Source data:

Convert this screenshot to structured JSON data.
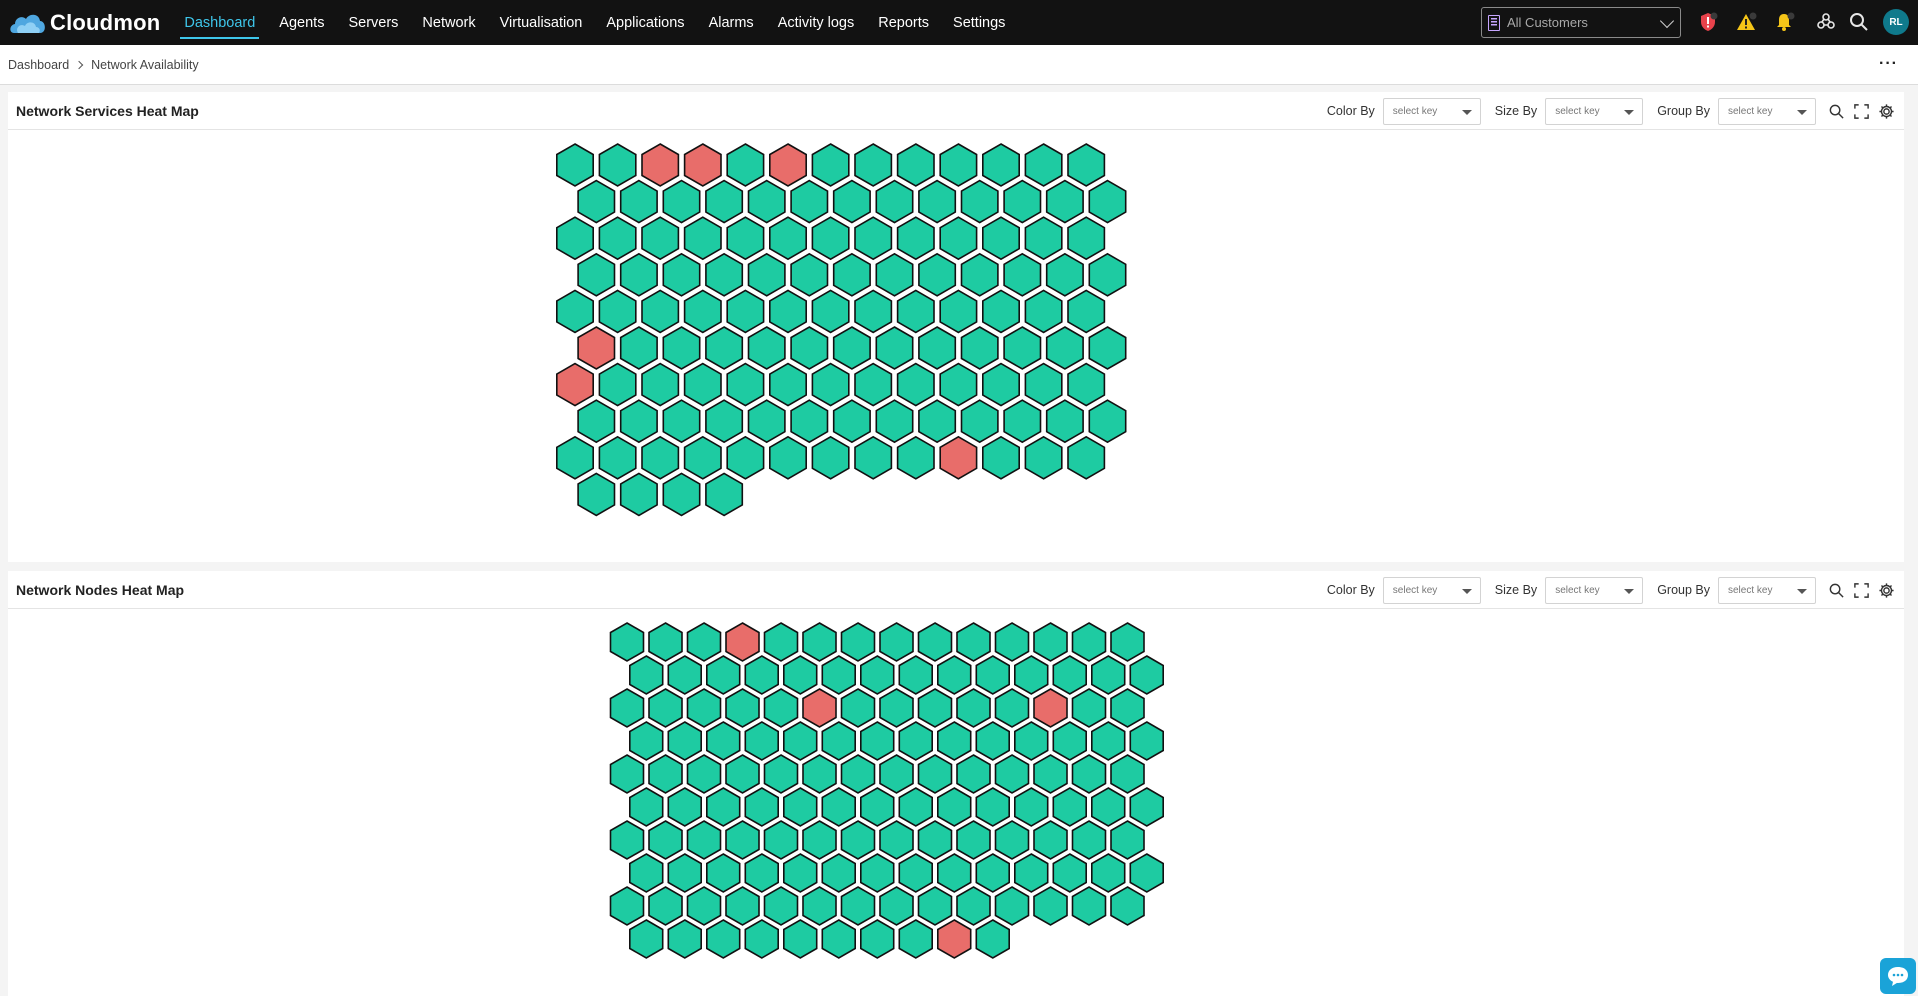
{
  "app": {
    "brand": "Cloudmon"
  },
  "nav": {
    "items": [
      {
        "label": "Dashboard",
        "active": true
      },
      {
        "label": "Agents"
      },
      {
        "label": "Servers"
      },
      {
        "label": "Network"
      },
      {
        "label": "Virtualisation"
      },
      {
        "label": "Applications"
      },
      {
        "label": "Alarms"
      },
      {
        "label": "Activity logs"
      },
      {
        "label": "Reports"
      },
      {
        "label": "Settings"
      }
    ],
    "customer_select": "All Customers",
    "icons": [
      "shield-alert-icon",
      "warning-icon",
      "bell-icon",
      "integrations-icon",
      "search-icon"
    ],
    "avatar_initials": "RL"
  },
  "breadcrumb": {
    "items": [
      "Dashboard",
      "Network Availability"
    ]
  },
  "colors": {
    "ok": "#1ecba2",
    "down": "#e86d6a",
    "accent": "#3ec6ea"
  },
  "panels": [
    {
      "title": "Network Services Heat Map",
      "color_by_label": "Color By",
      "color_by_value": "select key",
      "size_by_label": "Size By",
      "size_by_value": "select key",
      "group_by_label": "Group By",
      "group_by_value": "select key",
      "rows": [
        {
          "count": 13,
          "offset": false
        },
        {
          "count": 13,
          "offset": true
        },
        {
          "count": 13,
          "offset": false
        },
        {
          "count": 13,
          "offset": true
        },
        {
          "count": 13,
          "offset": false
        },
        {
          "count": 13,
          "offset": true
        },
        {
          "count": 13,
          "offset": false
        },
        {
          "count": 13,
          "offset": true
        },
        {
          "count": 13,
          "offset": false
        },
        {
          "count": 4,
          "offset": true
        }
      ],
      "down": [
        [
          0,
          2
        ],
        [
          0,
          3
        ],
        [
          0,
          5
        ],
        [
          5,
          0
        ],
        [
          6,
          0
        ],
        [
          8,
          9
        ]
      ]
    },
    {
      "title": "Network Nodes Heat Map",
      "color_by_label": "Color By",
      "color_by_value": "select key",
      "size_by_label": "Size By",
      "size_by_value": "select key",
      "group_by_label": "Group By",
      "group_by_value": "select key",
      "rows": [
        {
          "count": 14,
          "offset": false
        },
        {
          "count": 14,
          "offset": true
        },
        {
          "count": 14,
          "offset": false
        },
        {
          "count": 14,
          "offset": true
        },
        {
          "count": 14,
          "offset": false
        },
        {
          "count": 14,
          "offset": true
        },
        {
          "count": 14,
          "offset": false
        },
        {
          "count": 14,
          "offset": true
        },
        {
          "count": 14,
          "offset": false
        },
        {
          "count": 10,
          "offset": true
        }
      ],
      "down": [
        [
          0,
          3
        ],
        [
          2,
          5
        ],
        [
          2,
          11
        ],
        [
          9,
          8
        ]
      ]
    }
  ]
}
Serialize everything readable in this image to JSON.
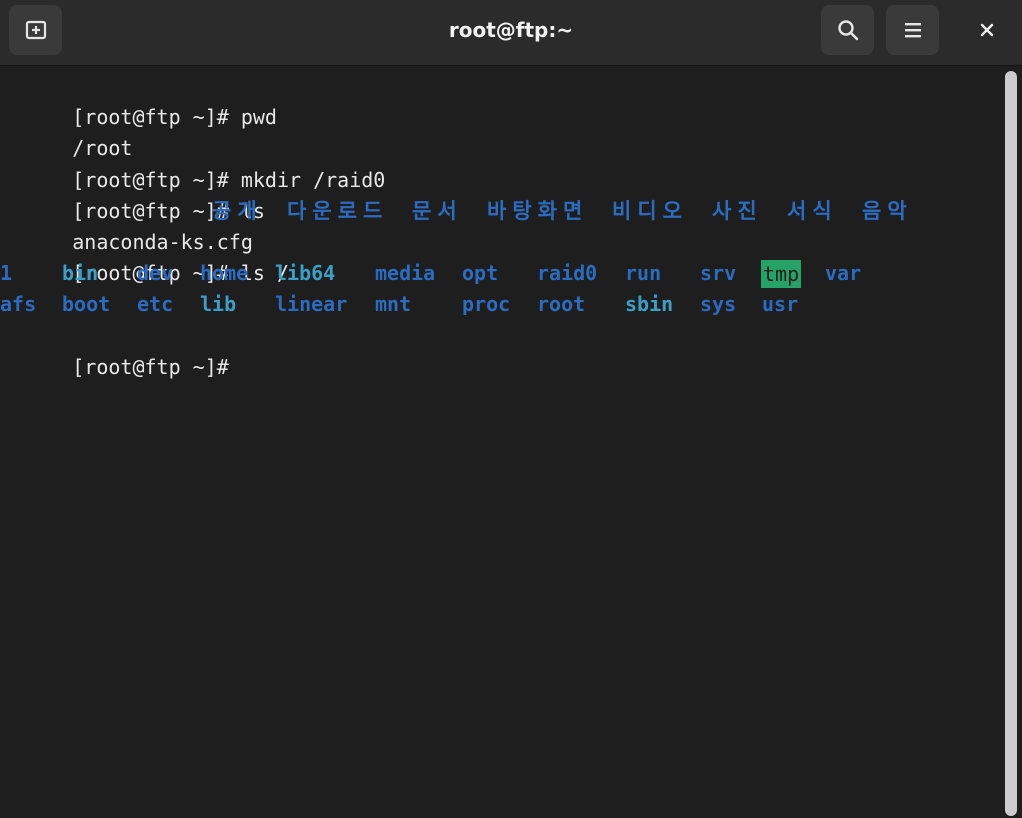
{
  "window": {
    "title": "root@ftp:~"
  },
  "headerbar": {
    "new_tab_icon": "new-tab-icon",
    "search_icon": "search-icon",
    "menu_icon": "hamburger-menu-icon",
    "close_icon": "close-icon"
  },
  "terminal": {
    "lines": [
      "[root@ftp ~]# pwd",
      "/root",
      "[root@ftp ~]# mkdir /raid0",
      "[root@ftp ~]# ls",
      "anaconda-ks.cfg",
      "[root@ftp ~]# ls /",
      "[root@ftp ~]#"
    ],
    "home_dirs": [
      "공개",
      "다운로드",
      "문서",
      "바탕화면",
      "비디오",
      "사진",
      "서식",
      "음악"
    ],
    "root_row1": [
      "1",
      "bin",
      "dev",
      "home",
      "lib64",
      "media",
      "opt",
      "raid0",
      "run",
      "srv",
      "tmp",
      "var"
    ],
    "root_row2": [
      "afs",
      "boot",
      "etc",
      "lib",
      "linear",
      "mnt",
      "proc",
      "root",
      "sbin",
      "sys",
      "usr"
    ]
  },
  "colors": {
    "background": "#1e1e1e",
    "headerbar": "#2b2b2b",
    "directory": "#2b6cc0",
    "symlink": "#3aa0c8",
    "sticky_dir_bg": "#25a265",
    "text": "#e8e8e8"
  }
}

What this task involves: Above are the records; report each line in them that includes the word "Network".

Result below:
        "label": "Network"
      "Network Availability"
      "title": "Network Services Heat Map",
      "title": "Network Nodes Heat Map",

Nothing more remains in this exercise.